◆ **EXERCISE**: Print each line below verbatim, skipping every picture.

═══ SOURCE MATERIAL

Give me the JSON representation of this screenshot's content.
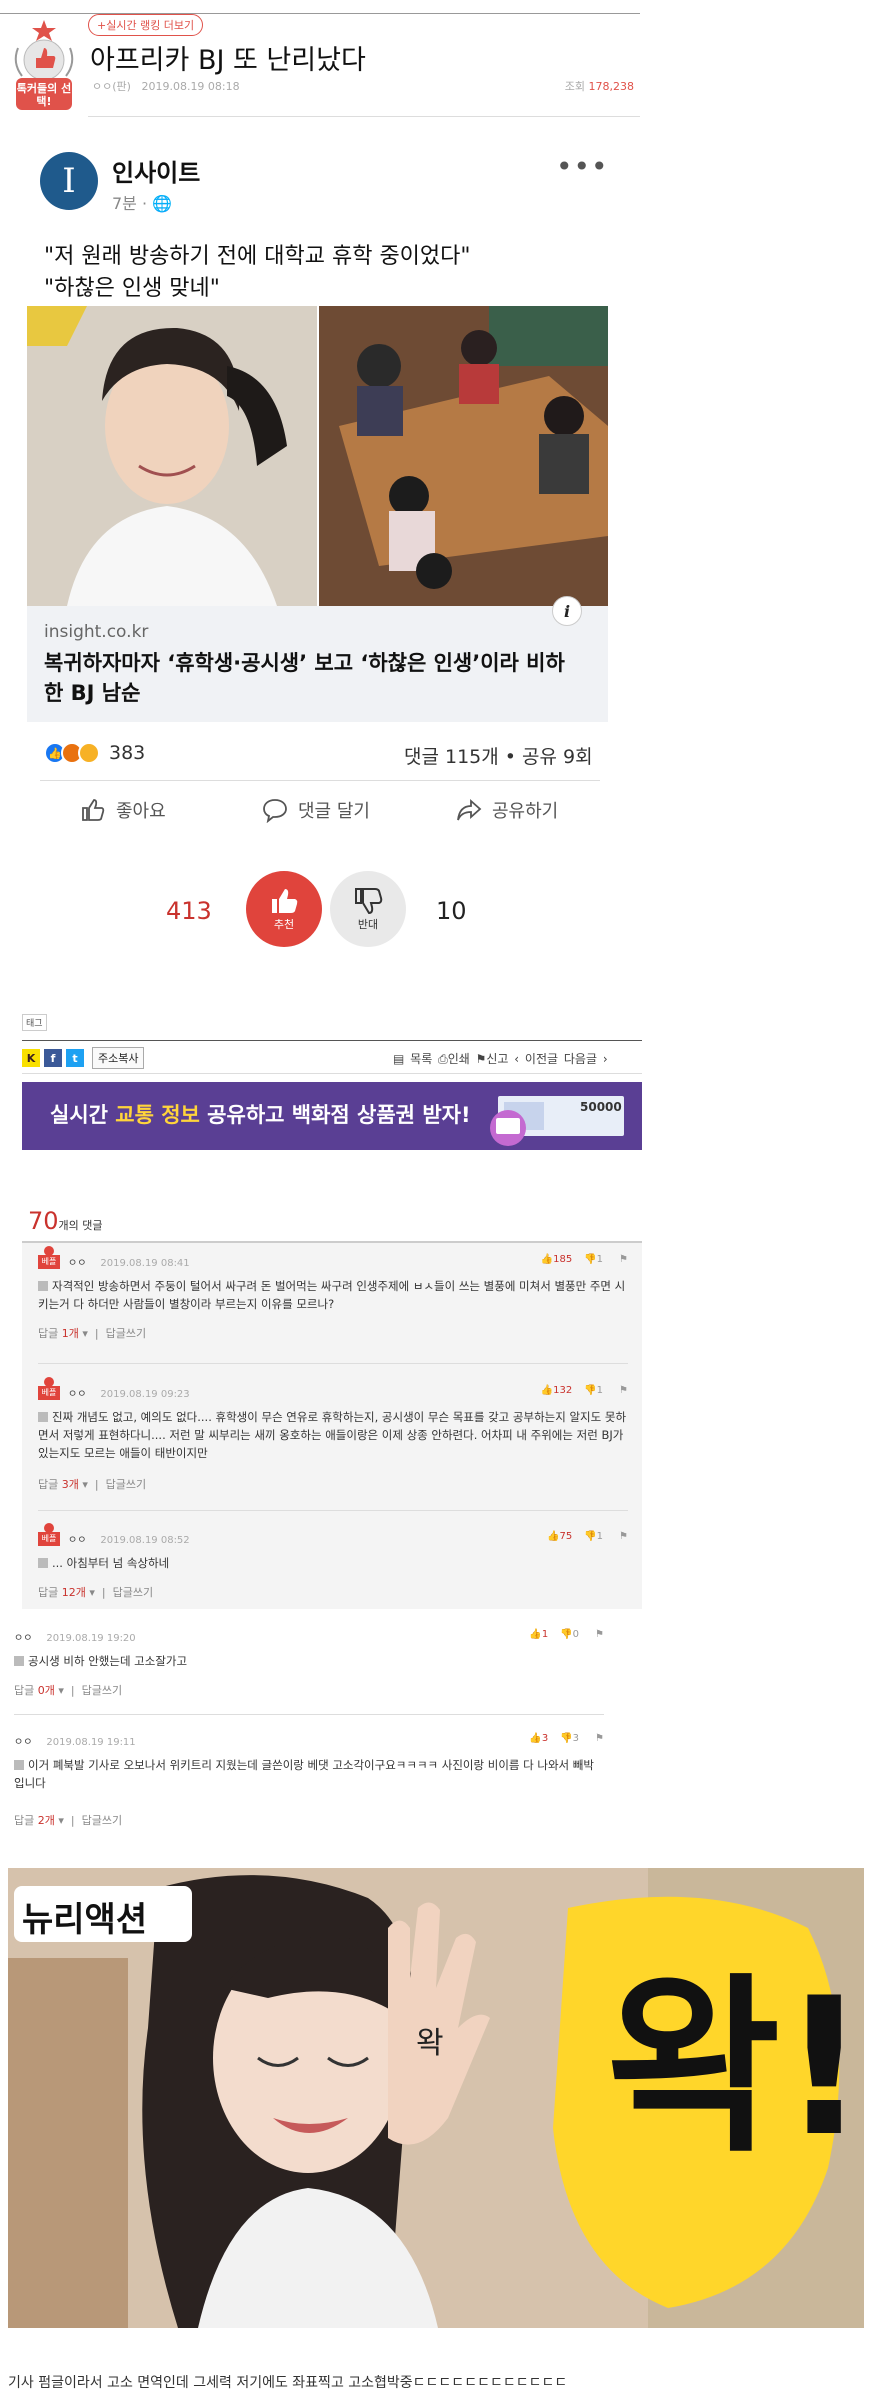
{
  "post": {
    "tag_link": "+실시간 랭킹 더보기",
    "badge_text": "톡커들의 선택!",
    "title": "아프리카 BJ 또 난리났다",
    "author": "ㅇㅇ(판)",
    "date": "2019.08.19 08:18",
    "views_label": "조회",
    "views": "178,238"
  },
  "embed": {
    "page_name": "인사이트",
    "logo_letter": "I",
    "time": "7분 · ",
    "more": "•••",
    "text_line1": "\"저 원래 방송하기 전에 대학교 휴학 중이었다\"",
    "text_line2": "\"하찮은 인생 맞네\"",
    "link_host": "insight.co.kr",
    "link_title": "복귀하자마자 ‘휴학생·공시생’ 보고 ‘하찮은 인생’이라 비하한 BJ 남순",
    "info_icon": "i",
    "reaction_count": "383",
    "stats": "댓글 115개 • 공유 9회",
    "actions": {
      "like": "좋아요",
      "comment": "댓글 달기",
      "share": "공유하기"
    }
  },
  "vote": {
    "up_count": "413",
    "up_label": "추천",
    "down_count": "10",
    "down_label": "반대"
  },
  "toolbar": {
    "tag_label": "태그",
    "copy_label": "주소복사",
    "list": "목록",
    "print": "인쇄",
    "report": "신고",
    "prev": "이전글",
    "next": "다음글"
  },
  "banner": {
    "pre": "실시간 ",
    "highlight": "교통 정보",
    "post": " 공유하고 백화점 상품권 받자!",
    "voucher": "50000"
  },
  "comments_header": {
    "count": "70",
    "label": "개의 댓글"
  },
  "best_label": "베플",
  "comments": [
    {
      "user": "ㅇㅇ",
      "date": "2019.08.19 08:41",
      "up": "185",
      "down": "1",
      "body": "자격적인 방송하면서 주둥이 털어서 싸구려 돈 벌어먹는 싸구려 인생주제에 ㅂㅅ들이 쓰는 별풍에 미쳐서 별풍만 주면 시키는거 다 하더만 사람들이 별창이라 부르는지 이유를 모르나?",
      "reply_label": "답글",
      "reply_count": "1개",
      "write": "답글쓰기"
    },
    {
      "user": "ㅇㅇ",
      "date": "2019.08.19 09:23",
      "up": "132",
      "down": "1",
      "body": "진짜 개념도 없고, 예의도 없다.... 휴학생이 무슨 연유로 휴학하는지, 공시생이 무슨 목표를 갖고 공부하는지 알지도 못하면서 저렇게 표현하다니.... 저런 말 씨부리는 새끼 옹호하는 애들이랑은 이제 상종 안하련다. 어차피 내 주위에는 저런 BJ가 있는지도 모르는 애들이 태반이지만",
      "reply_label": "답글",
      "reply_count": "3개",
      "write": "답글쓰기"
    },
    {
      "user": "ㅇㅇ",
      "date": "2019.08.19 08:52",
      "up": "75",
      "down": "1",
      "body": "... 아침부터 넘 속상하네",
      "reply_label": "답글",
      "reply_count": "12개",
      "write": "답글쓰기"
    }
  ],
  "normal_comments": [
    {
      "user": "ㅇㅇ",
      "date": "2019.08.19 19:20",
      "up": "1",
      "down": "0",
      "body": "공시생 비하 안했는데 고소잘가고",
      "reply_label": "답글",
      "reply_count": "0개",
      "write": "답글쓰기"
    },
    {
      "user": "ㅇㅇ",
      "date": "2019.08.19 19:11",
      "up": "3",
      "down": "3",
      "body": "이거 폐북발 기사로 오보나서 위키트리 지웠는데 글쓴이랑 베댓 고소각이구요ㅋㅋㅋㅋ 사진이랑 비이름 다 나와서 빼박입니다",
      "reply_label": "답글",
      "reply_count": "2개",
      "write": "답글쓰기"
    }
  ],
  "image": {
    "badge": "뉴리액션",
    "big_word": "왁!",
    "hand_word": "왁"
  },
  "footer_text": "기사 펌글이라서 고소 면역인데 그세력 저기에도 좌표찍고 고소협박중ㄷㄷㄷㄷㄷㄷㄷㄷㄷㄷㄷㄷ",
  "colors": {
    "accent": "#c9322d",
    "fb_blue": "#1877f2",
    "banner": "#5a3f94"
  }
}
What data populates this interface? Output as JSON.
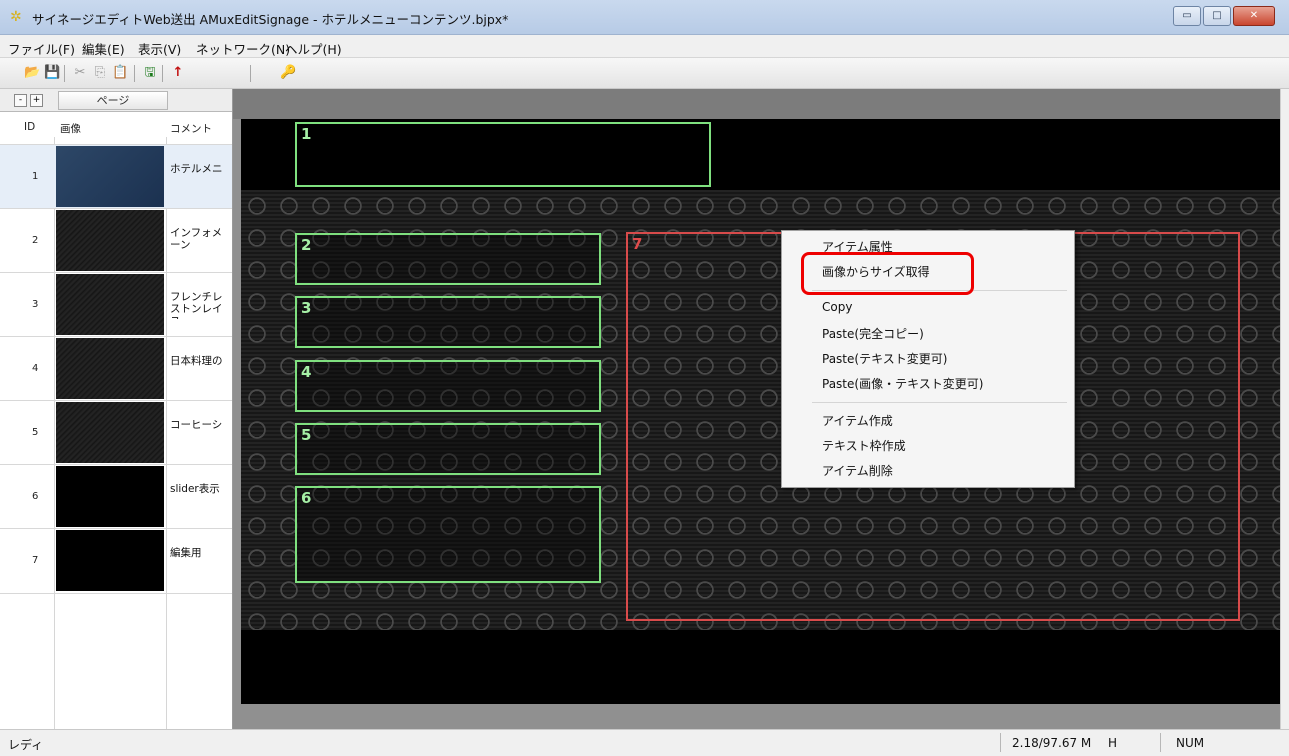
{
  "window": {
    "title": "サイネージエディトWeb送出 AMuxEditSignage - ホテルメニューコンテンツ.bjpx*",
    "minimize": "▭",
    "maximize": "□",
    "close": "✕"
  },
  "menubar": [
    "ファイル(F)",
    "編集(E)",
    "表示(V)",
    "ネットワーク(N)",
    "ヘルプ(H)"
  ],
  "toolbar": {
    "open": "📂",
    "save": "💾",
    "cut": "✂",
    "copy": "⎘",
    "paste": "📋",
    "saveas": "🖫",
    "upload": "↑",
    "key": "🔑"
  },
  "left_panel": {
    "collapse": "-",
    "expand": "+",
    "page_label": "ページ",
    "columns": {
      "id": "ID",
      "image": "画像",
      "comment": "コメント"
    },
    "rows": [
      {
        "id": "1",
        "comment": "ホテルメニ"
      },
      {
        "id": "2",
        "comment": "インフォメーン"
      },
      {
        "id": "3",
        "comment": "フレンチレストンレイユ"
      },
      {
        "id": "4",
        "comment": "日本料理の"
      },
      {
        "id": "5",
        "comment": "コーヒーシ"
      },
      {
        "id": "6",
        "comment": "slider表示"
      },
      {
        "id": "7",
        "comment": "編集用"
      }
    ]
  },
  "canvas": {
    "items": [
      "1",
      "2",
      "3",
      "4",
      "5",
      "6",
      "7"
    ]
  },
  "context_menu": {
    "items": [
      "アイテム属性",
      "画像からサイズ取得",
      "Copy",
      "Paste(完全コピー)",
      "Paste(テキスト変更可)",
      "Paste(画像・テキスト変更可)",
      "アイテム作成",
      "テキスト枠作成",
      "アイテム削除"
    ]
  },
  "statusbar": {
    "status": "レディ",
    "memory": "2.18/97.67 M",
    "h": "H",
    "num": "NUM"
  }
}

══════

◆ **OUTPUT OF THE TASK**:
Give me the JSON representation of this screenshot's content.
{
  "post": {
    "tag_link": "+실시간 랭킹 더보기",
    "badge_text": "톡커들의 선택!",
    "title": "아프리카 BJ 또 난리났다",
    "author": "ㅇㅇ(판)",
    "date": "2019.08.19 08:18",
    "views_label": "조회",
    "views": "178,238"
  },
  "embed": {
    "page_name": "인사이트",
    "logo_letter": "I",
    "time": "7분 · ",
    "more": "•••",
    "text_line1": "\"저 원래 방송하기 전에 대학교 휴학 중이었다\"",
    "text_line2": "\"하찮은 인생 맞네\"",
    "link_host": "insight.co.kr",
    "link_title": "복귀하자마자 ‘휴학생·공시생’ 보고 ‘하찮은 인생’이라 비하한 BJ 남순",
    "info_icon": "i",
    "reaction_count": "383",
    "stats": "댓글 115개 • 공유 9회",
    "actions": {
      "like": "좋아요",
      "comment": "댓글 달기",
      "share": "공유하기"
    }
  },
  "vote": {
    "up_count": "413",
    "up_label": "추천",
    "down_count": "10",
    "down_label": "반대"
  },
  "toolbar": {
    "tag_label": "태그",
    "copy_label": "주소복사",
    "list": "목록",
    "print": "인쇄",
    "report": "신고",
    "prev": "이전글",
    "next": "다음글"
  },
  "banner": {
    "pre": "실시간 ",
    "highlight": "교통 정보",
    "post": " 공유하고 백화점 상품권 받자!",
    "voucher": "50000"
  },
  "comments_header": {
    "count": "70",
    "label": "개의 댓글"
  },
  "best_label": "베플",
  "comments": [
    {
      "user": "ㅇㅇ",
      "date": "2019.08.19 08:41",
      "up": "185",
      "down": "1",
      "body": "자격적인 방송하면서 주둥이 털어서 싸구려 돈 벌어먹는 싸구려 인생주제에 ㅂㅅ들이 쓰는 별풍에 미쳐서 별풍만 주면 시키는거 다 하더만 사람들이 별창이라 부르는지 이유를 모르나?",
      "reply_label": "답글",
      "reply_count": "1개",
      "write": "답글쓰기"
    },
    {
      "user": "ㅇㅇ",
      "date": "2019.08.19 09:23",
      "up": "132",
      "down": "1",
      "body": "진짜 개념도 없고, 예의도 없다.... 휴학생이 무슨 연유로 휴학하는지, 공시생이 무슨 목표를 갖고 공부하는지 알지도 못하면서 저렇게 표현하다니.... 저런 말 씨부리는 새끼 옹호하는 애들이랑은 이제 상종 안하련다. 어차피 내 주위에는 저런 BJ가 있는지도 모르는 애들이 태반이지만",
      "reply_label": "답글",
      "reply_count": "3개",
      "write": "답글쓰기"
    },
    {
      "user": "ㅇㅇ",
      "date": "2019.08.19 08:52",
      "up": "75",
      "down": "1",
      "body": "... 아침부터 넘 속상하네",
      "reply_label": "답글",
      "reply_count": "12개",
      "write": "답글쓰기"
    }
  ],
  "normal_comments": [
    {
      "user": "ㅇㅇ",
      "date": "2019.08.19 19:20",
      "up": "1",
      "down": "0",
      "body": "공시생 비하 안했는데 고소잘가고",
      "reply_label": "답글",
      "reply_count": "0개",
      "write": "답글쓰기"
    },
    {
      "user": "ㅇㅇ",
      "date": "2019.08.19 19:11",
      "up": "3",
      "down": "3",
      "body": "이거 폐북발 기사로 오보나서 위키트리 지웠는데 글쓴이랑 베댓 고소각이구요ㅋㅋㅋㅋ 사진이랑 비이름 다 나와서 빼박입니다",
      "reply_label": "답글",
      "reply_count": "2개",
      "write": "답글쓰기"
    }
  ],
  "image": {
    "badge": "뉴리액션",
    "big_word": "왁!",
    "hand_word": "왁"
  },
  "footer_text": "기사 펌글이라서 고소 면역인데 그세력 저기에도 좌표찍고 고소협박중ㄷㄷㄷㄷㄷㄷㄷㄷㄷㄷㄷㄷ",
  "colors": {
    "accent": "#c9322d",
    "fb_blue": "#1877f2",
    "banner": "#5a3f94"
  }
}
What data populates this interface? Output as JSON.
{
  "window": {
    "title": "サイネージエディトWeb送出 AMuxEditSignage - ホテルメニューコンテンツ.bjpx*",
    "minimize": "▭",
    "maximize": "□",
    "close": "✕"
  },
  "menubar": [
    "ファイル(F)",
    "編集(E)",
    "表示(V)",
    "ネットワーク(N)",
    "ヘルプ(H)"
  ],
  "toolbar": {
    "open": "📂",
    "save": "💾",
    "cut": "✂",
    "copy": "⎘",
    "paste": "📋",
    "saveas": "🖫",
    "upload": "↑",
    "key": "🔑"
  },
  "left_panel": {
    "collapse": "-",
    "expand": "+",
    "page_label": "ページ",
    "columns": {
      "id": "ID",
      "image": "画像",
      "comment": "コメント"
    },
    "rows": [
      {
        "id": "1",
        "comment": "ホテルメニ"
      },
      {
        "id": "2",
        "comment": "インフォメーン"
      },
      {
        "id": "3",
        "comment": "フレンチレストンレイユ"
      },
      {
        "id": "4",
        "comment": "日本料理の"
      },
      {
        "id": "5",
        "comment": "コーヒーシ"
      },
      {
        "id": "6",
        "comment": "slider表示"
      },
      {
        "id": "7",
        "comment": "編集用"
      }
    ]
  },
  "canvas": {
    "items": [
      "1",
      "2",
      "3",
      "4",
      "5",
      "6",
      "7"
    ]
  },
  "context_menu": {
    "items": [
      "アイテム属性",
      "画像からサイズ取得",
      "Copy",
      "Paste(完全コピー)",
      "Paste(テキスト変更可)",
      "Paste(画像・テキスト変更可)",
      "アイテム作成",
      "テキスト枠作成",
      "アイテム削除"
    ]
  },
  "statusbar": {
    "status": "レディ",
    "memory": "2.18/97.67 M",
    "h": "H",
    "num": "NUM"
  }
}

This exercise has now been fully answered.